When accounting for inflation and student enrollment, per-pupil funding is just as low now as seven years ago. The public school system is still over $330 million short of recommended levels determined in a landmark study commissioned by the Legislature in 2008.
Meanwhile, to address under-funding, laws have been passed to allow schools to decrease the number of hours children attend. Some districts open their schools only four days a week. Due to severe shortages this year, the Santa Fe School District is seeking emergency funds and Albuquerque has been forced to make cuts.
New Mexico’s teachers are already some of the lowest paid in the country and yet they reach into their pockets to help students with basic needs when families cannot afford shoes or clothing. Students routinely go without supplies and share textbooks in overcrowded classrooms.
State Sen. Craig Brandt, R-Albuquerque, wrote an article earlier this year taking aim at student fees required for classwork because public education is supposed to be free. Face it. New Mexico’s schools need more money.
What we do not need is more wishful thinking that our schools can just somehow shift existing resources or penalize students and teachers, and still see a major turnaround in achievement. New Mexico’s per-pupil spending is below the national average and at levels woefully insufficient to meet the circumstances of our student population. Hence our low educational outcomes – some of the lowest reading and math proficiency rates in the country.
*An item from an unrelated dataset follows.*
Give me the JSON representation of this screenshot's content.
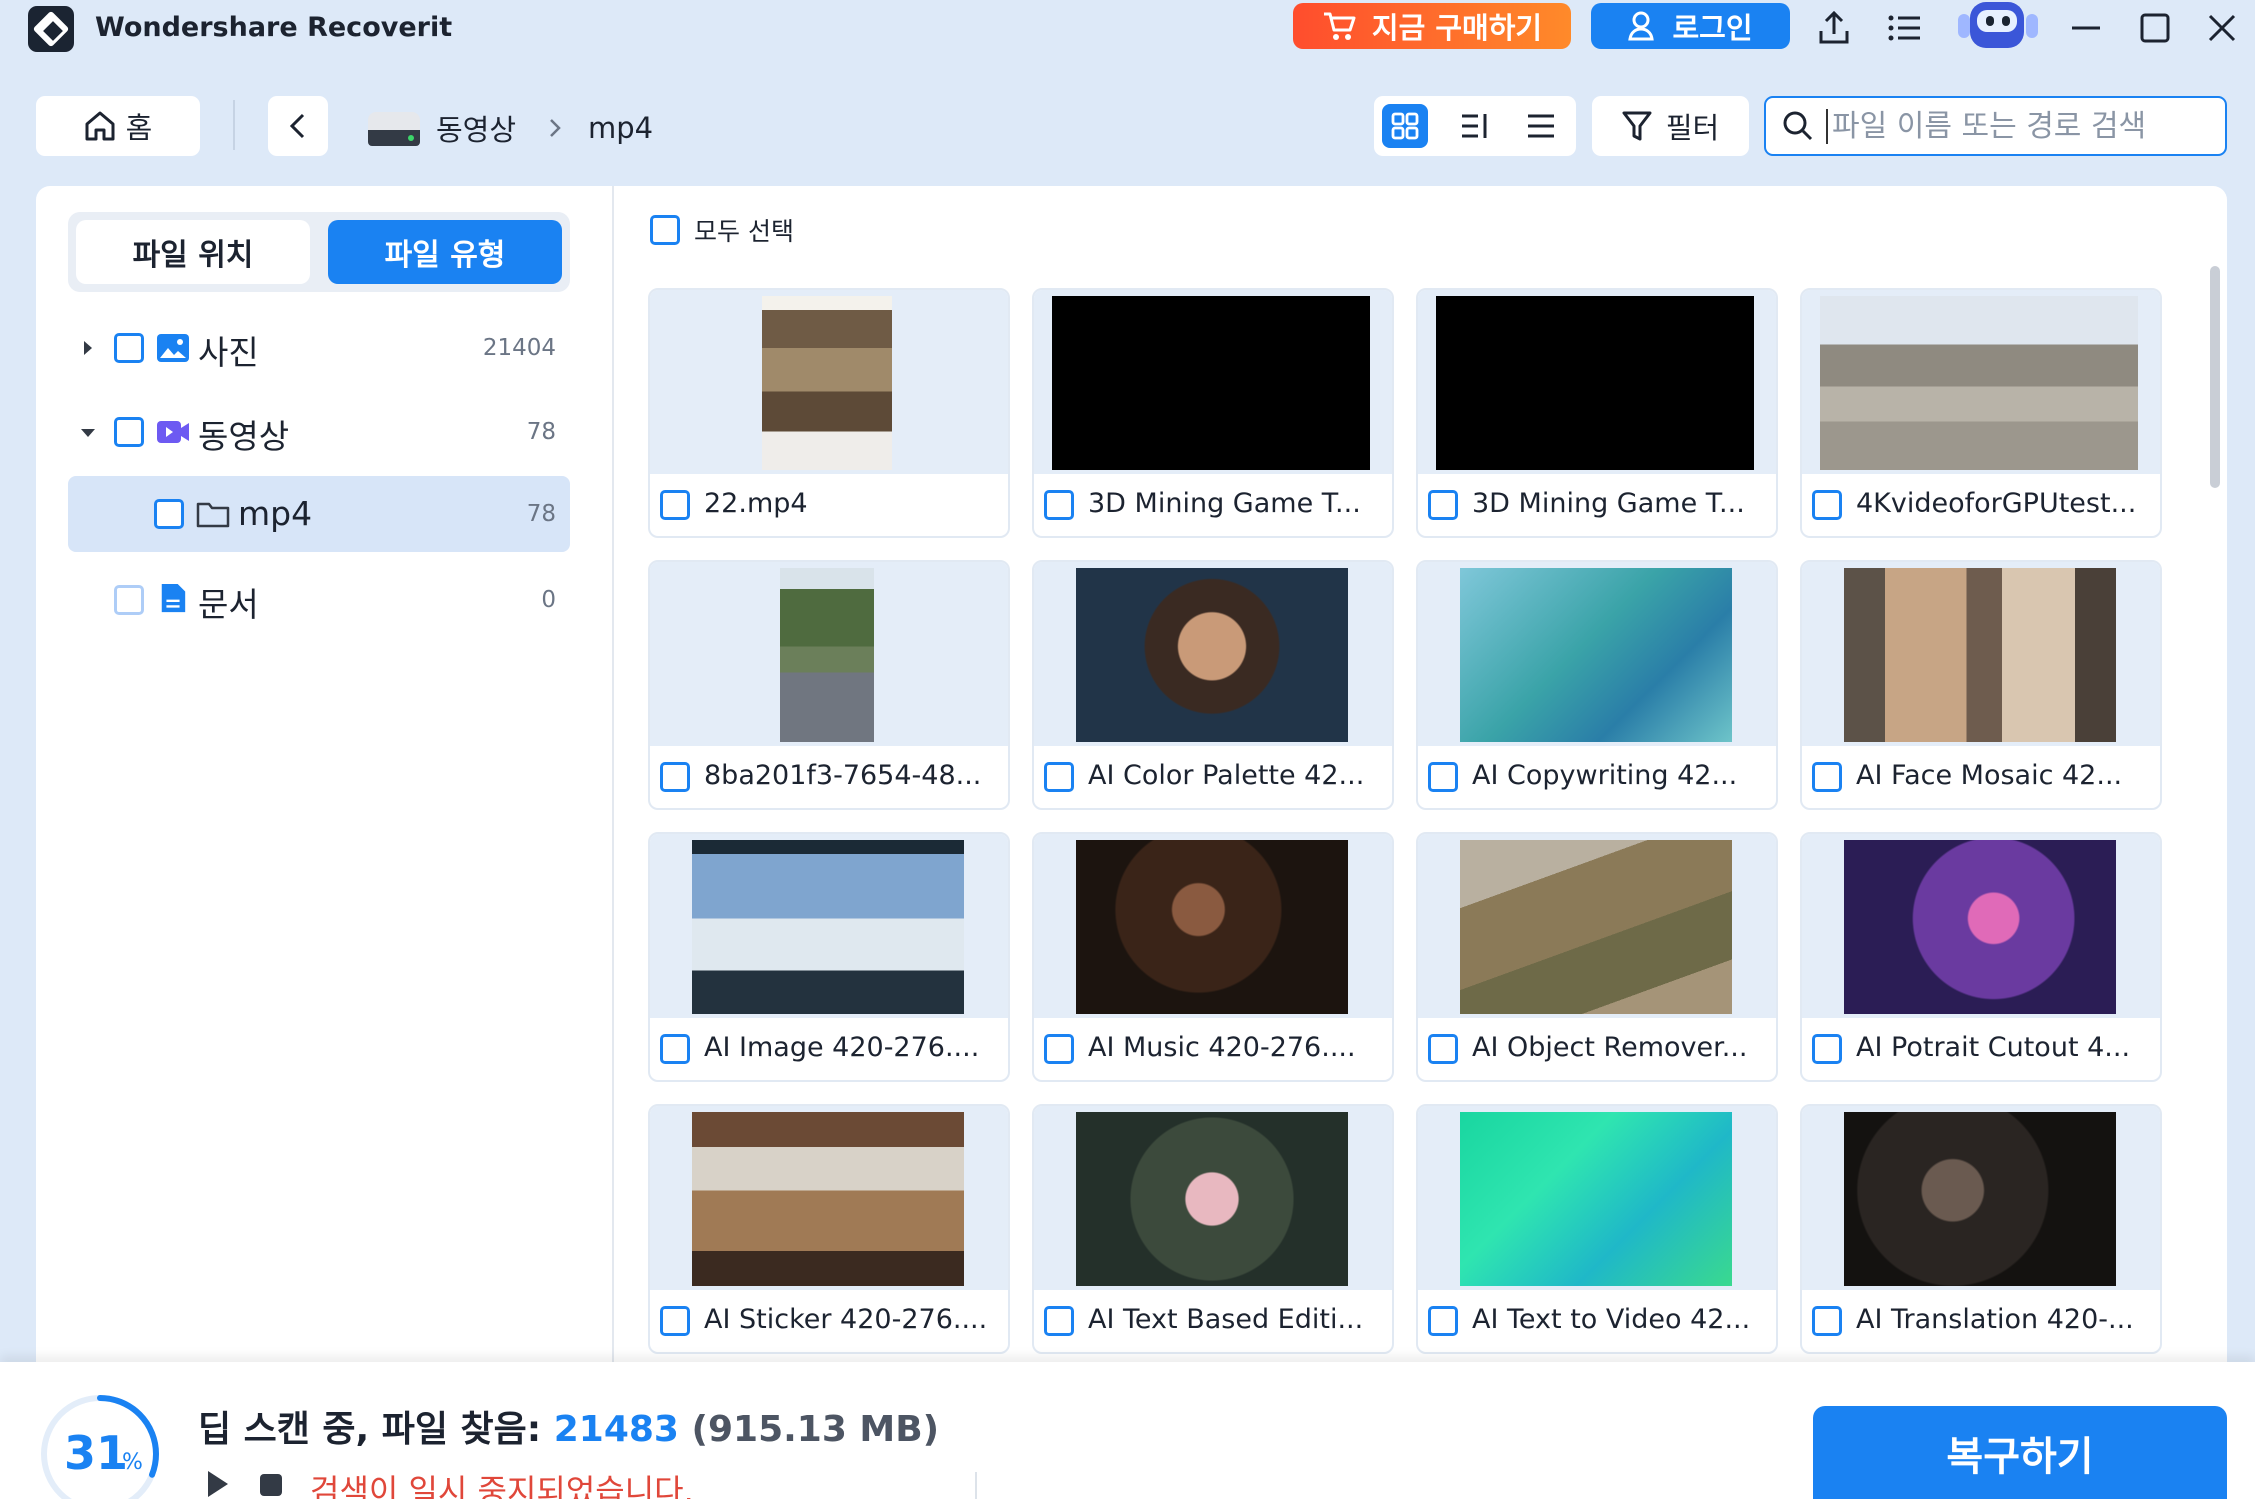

The vast majority of children in New Mexico are living in poverty or low-income households. The state ranks 49th in the country for child poverty and has the third-highest percent of English language learners. Yet, while other states are devoting up to 50 percent more money for each at-risk student, New Mexico provides only 10 percent additional funds and overall directs only three percent of operational funds to low-income and English language learner students.
It is not uncommon for school districts to cut programs and services, or to rely on donations and volunteers in order to meet the basic needs of their students.
However, there are ways to expand opportunities for at-risk students that are proven to dramatically improve outcomes. These include quality early childhood education, evidence-based literacy programs, bilingual and multicultural education, teacher training and retention strategies, college readiness programs, extended learning opportunities such as summer school, more school days and after-school tutoring, and other support services and staffing. While some of these initiatives are gaining a foothold, they are either underfunded or insufficiently provided throughout New Mexico.
It takes money to provide a quality education to all of our children. Even when the state’s budget has grown by nearly $1 billion since 2010, the percent of the budget spent on public education remains flat. Our state constitution demands better and requires a uniform system of free public schools sufficient for the education of all schoolchildren.
Currently, two major lawsuits are pending against the state for violating this provision, brought by families and districts from across New Mexico. The cases have been consolidated and are set for trial next year.
No family or business wants to be in a community where schools lack resources and students are struggling to read, much less graduate. Our education system is the foundation for employment, which in turn helps the economy and builds the state’s capacity to educate its future generations. In other words, a good education will pay for itself.
If we believe it’s too costly or hard to implement change, mediocrity will reign. But if we believe every child deserves a shot at success, no matter the disadvantages they face, then the path is clear – New Mexico must act to make a more powerful investment in education.